U.S. crude closed lower on Thursday on pressure from large inventory builds, while Brent oil erased its early losses to trade steady on support from a weak dollar and higher gasoline prices.

Brent futures were up 8 cents at $44.22 a barrel by 2:33 p.m. EST, after hitting a session low of $43.70.

U.S. crude's benchmark West Texas Intermediate (WTI) futures settled down 21 cents, or 0.52 percent, at $40.54 a barrel, after snapping below the key $40-a-barrel support for a second time since Wednesday.

"The dollar is certainly helping commodities today," said Scott Shelton, energy broker and commodities specialist at ICAP in Durham, North Carolina.

"But gasoline is also giving a prop to Brent and widening its crack with WTI. I'd be careful about being short gasoline."

The dollar fell to a near one-week low against a basket of currencies, making crude and other commodities denominated in the greenback more affordable for holders of currencies such as the euro.
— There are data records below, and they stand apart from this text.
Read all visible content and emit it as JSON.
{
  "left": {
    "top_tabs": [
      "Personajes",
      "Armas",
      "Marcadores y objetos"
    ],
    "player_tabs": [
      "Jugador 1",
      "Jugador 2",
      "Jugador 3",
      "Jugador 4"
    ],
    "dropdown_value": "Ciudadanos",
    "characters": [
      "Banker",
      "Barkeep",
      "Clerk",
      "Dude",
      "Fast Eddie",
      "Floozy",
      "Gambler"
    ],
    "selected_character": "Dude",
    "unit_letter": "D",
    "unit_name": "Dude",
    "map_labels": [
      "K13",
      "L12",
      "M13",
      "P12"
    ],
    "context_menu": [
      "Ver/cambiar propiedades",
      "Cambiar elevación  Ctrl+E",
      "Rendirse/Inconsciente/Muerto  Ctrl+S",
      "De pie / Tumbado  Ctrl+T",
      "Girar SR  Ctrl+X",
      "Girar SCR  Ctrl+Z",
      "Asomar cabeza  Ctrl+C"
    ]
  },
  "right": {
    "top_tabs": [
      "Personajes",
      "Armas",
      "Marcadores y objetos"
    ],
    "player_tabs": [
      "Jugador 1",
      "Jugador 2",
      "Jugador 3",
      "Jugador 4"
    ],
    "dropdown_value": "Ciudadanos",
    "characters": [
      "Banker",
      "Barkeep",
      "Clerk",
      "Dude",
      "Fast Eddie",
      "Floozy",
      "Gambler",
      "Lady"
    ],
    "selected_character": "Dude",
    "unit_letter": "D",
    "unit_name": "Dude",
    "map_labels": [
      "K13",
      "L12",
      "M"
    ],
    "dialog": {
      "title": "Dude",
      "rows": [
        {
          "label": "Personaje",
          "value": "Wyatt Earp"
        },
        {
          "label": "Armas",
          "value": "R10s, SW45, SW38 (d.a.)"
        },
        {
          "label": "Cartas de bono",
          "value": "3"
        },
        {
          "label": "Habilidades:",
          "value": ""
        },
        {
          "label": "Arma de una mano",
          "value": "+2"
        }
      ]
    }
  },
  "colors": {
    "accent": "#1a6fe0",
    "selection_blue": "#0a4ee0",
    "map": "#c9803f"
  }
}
The 19-commodity Thomson Reuters/Core Commodity CRB Index rose for a second straight day.

U.S. gasoline futures rose more than 1 percent to $1.29 a gallon after a report that Irving Oil's planned restart of the gasoline-making unit at its 300,000-barrels-per-day refinery in St. John, New Brunswick had been delayed beyond the Nov. 15 target.


The profit that refiners get for turning crude into gasoline, known in market parlance as the gasoline crack <CL-RB1=R>, widened to more than $13.50 a barrel, the highest in 2-1/2 months.

While Brent traded higher than WTI due to relatively better supply/demand fundamentals, the higher gasoline crack was also supporting the London-traded Brent as U.S. traders eyed more imports of crude to be refined into gasoline.

WTI hit August lows on Wednesday, briefly falling below $40, after an eighth straight week of builds in U.S. crude stockpiles that took inventories to above 487 million barrels, or just below April's record highs of nearly 491 million.

WTI's weakness was also demonstrated by the growing discount between the spot month to forward contracts as traders stored more crude in the hope of delivering at higher prices later.

On Thursday, the discount, or contango, for December WTI vs December 2016 WTI reached a record wide $8 a barrel.

Goldman Sachs said there remained a downside risk to oil prices "as storage utilization continues to climb".

"We don't believe that current prices present an appealing entry point," the Wall Street bank added.